#### What is needed:
The full data must be written out exactly, with every line included.

[Source data]

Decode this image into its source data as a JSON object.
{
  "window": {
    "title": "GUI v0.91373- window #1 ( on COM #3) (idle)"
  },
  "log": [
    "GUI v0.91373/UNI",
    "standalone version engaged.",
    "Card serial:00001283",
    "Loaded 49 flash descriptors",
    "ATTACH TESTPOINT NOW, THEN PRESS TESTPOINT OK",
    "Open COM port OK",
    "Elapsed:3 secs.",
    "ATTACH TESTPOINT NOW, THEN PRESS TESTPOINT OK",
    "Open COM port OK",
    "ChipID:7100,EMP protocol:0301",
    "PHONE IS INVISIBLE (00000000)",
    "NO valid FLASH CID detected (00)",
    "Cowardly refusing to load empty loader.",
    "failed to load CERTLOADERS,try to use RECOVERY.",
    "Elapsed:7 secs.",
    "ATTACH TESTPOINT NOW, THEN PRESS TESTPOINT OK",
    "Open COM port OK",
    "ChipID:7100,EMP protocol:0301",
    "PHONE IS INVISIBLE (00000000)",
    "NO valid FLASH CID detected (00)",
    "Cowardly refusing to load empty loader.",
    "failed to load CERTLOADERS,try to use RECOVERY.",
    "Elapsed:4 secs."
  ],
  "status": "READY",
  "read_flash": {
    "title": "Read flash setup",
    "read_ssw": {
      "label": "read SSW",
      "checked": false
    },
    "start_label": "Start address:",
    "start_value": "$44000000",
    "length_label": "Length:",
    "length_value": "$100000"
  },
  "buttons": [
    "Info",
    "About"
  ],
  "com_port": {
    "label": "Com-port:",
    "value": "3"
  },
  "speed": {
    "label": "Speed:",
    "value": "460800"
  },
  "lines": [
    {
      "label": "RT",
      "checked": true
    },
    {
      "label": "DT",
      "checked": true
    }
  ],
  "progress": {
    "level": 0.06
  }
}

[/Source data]

#### Answer for this exercise:
Decode this image into its source data as a JSON object.
{
  "window": {
    "title": "GUI v0.91373- window #1 ( on COM #3) (idle)"
  },
  "log": [
    "GUI v0.91373/UNI",
    "standalone version engaged.",
    "Card serial:00001283",
    "Loaded 49 flash descriptors",
    "ATTACH TESTPOINT NOW, THEN PRESS TESTPOINT OK",
    "Open COM port OK",
    "Elapsed:3 secs.",
    "ATTACH TESTPOINT NOW, THEN PRESS TESTPOINT OK",
    "Open COM port OK",
    "ChipID:7100,EMP protocol:0301",
    "PHONE IS INVISIBLE (00000000)",
    "NO valid FLASH CID detected (00)",
    "Cowardly refusing to load empty loader.",
    "failed to load CERTLOADERS,try to use RECOVERY.",
    "Elapsed:7 secs.",
    "ATTACH TESTPOINT NOW, THEN PRESS TESTPOINT OK",
    "Open COM port OK",
    "ChipID:7100,EMP protocol:0301",
    "PHONE IS INVISIBLE (00000000)",
    "NO valid FLASH CID detected (00)",
    "Cowardly refusing to load empty loader.",
    "failed to load CERTLOADERS,try to use RECOVERY.",
    "Elapsed:4 secs."
  ],
  "status": "READY",
  "read_flash": {
    "title": "Read flash setup",
    "read_ssw": {
      "label": "read SSW",
      "checked": false
    },
    "start_label": "Start address:",
    "start_value": "$44000000",
    "length_label": "Length:",
    "length_value": "$100000"
  },
  "buttons": [
    "Info",
    "About"
  ],
  "com_port": {
    "label": "Com-port:",
    "value": "3"
  },
  "speed": {
    "label": "Speed:",
    "value": "460800"
  },
  "lines": [
    {
      "label": "RT",
      "checked": true
    },
    {
      "label": "DT",
      "checked": true
    }
  ],
  "progress": {
    "level": 0.06
  }
}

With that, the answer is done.